2016 through its changes in terms and conditions
In October of 2015, we launched the first fruit of our Legal LAB, the Tracker of Terms and Conditions. It was a tool to track changes in terms and conditions. Although it wasn’t perfect, through it we were trying to reach a goal that seemed reasonable and useful: to know when and how the services change their terms and conditions.
So, the Tracker of Terms and Conditions was born.
But, why is it important to know how and when the services change their terms and conditions? Because at the end of the day, the terms and conditions are a contract. A contract that it is established by one of the parties, usually the company, and the user can only accept o reject the content. So, the user does not have the option to negotiate the terms.
This contract creates rights and obligations for both parties, but only one party has control over them (the company). Even though the law protects the user against plenty of unfair practices that the company may try to introduce through the terms and conditions, not all of them are reported. Besides, there are modifications on the legal texts of a storing, messaging or hosting service that are important to it but not unfair.
In summary, to know when and how the terms and conditions change, can be useful and good to: 1) report unfair practices according to the law and; 2) to find out about some of the surprises that the small print can include.
If the change is normal (a grammar mistake was fixed, a comma added or some text was translated from English to Spanish, for example), that’s a non-important change.
If the change goes beyond fixing a mistake (it adds or modifies rights and obligations for the user), then we take into account if the date from the “Last Update” section was updated too. Because that would be useful for a user who would want to know if that text has been modified from its last visit.

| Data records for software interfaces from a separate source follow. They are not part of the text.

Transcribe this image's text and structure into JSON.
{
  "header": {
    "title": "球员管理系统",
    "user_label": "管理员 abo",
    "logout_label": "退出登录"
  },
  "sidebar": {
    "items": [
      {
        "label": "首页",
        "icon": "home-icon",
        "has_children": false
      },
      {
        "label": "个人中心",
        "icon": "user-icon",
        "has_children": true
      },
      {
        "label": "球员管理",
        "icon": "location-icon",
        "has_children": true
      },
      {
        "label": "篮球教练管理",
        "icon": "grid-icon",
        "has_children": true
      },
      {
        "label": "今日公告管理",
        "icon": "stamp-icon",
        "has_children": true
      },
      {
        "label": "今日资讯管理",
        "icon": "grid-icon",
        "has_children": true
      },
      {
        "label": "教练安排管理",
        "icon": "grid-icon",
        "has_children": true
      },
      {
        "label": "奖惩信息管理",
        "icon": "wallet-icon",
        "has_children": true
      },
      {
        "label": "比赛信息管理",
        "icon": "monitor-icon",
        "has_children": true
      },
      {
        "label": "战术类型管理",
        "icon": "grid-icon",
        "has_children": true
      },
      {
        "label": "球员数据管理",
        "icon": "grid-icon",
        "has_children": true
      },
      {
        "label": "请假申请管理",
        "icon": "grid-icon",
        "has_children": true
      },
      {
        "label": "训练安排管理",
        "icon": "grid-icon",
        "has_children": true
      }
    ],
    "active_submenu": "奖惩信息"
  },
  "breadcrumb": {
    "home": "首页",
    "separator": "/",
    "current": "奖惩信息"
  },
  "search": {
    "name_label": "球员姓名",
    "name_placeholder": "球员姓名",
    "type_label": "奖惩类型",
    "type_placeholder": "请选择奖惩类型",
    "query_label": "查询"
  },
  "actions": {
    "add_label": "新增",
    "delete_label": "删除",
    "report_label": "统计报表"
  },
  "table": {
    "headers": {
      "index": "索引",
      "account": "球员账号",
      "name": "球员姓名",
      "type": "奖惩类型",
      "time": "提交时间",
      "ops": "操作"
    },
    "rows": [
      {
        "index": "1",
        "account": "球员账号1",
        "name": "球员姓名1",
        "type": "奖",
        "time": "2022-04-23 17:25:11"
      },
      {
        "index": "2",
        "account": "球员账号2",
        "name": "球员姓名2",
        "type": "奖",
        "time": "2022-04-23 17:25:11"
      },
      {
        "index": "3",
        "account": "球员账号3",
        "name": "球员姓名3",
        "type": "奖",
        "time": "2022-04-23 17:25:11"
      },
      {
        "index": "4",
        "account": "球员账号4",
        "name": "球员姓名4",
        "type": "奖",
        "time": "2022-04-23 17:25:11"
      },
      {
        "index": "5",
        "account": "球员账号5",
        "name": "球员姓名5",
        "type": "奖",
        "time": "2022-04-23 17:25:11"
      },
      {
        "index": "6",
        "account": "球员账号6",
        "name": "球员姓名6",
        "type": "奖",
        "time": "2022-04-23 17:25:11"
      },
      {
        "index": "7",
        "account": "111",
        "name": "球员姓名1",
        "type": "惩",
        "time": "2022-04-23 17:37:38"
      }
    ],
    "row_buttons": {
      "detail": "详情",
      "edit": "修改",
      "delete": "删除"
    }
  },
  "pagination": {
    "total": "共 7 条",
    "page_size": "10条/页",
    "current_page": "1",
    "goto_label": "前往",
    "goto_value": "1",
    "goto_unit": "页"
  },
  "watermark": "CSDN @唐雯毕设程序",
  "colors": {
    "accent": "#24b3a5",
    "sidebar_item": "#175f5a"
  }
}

Let’s not forget that the terms and conditions usually say that we should check them regularly to see if something has been added or changed. Perfect, but they should provide some sign of it, right? Well, that’s what we track.
Having said that, if the change did not modify the “Last Update” section, we tag that change as Bad or an important modification that was not notified to the user.
If the change updated the date from that section, then we tag the change as Good or an important modification that was notified to the user.
And now, let’s check some data about the changes that we tracked in terms and conditions during 2016.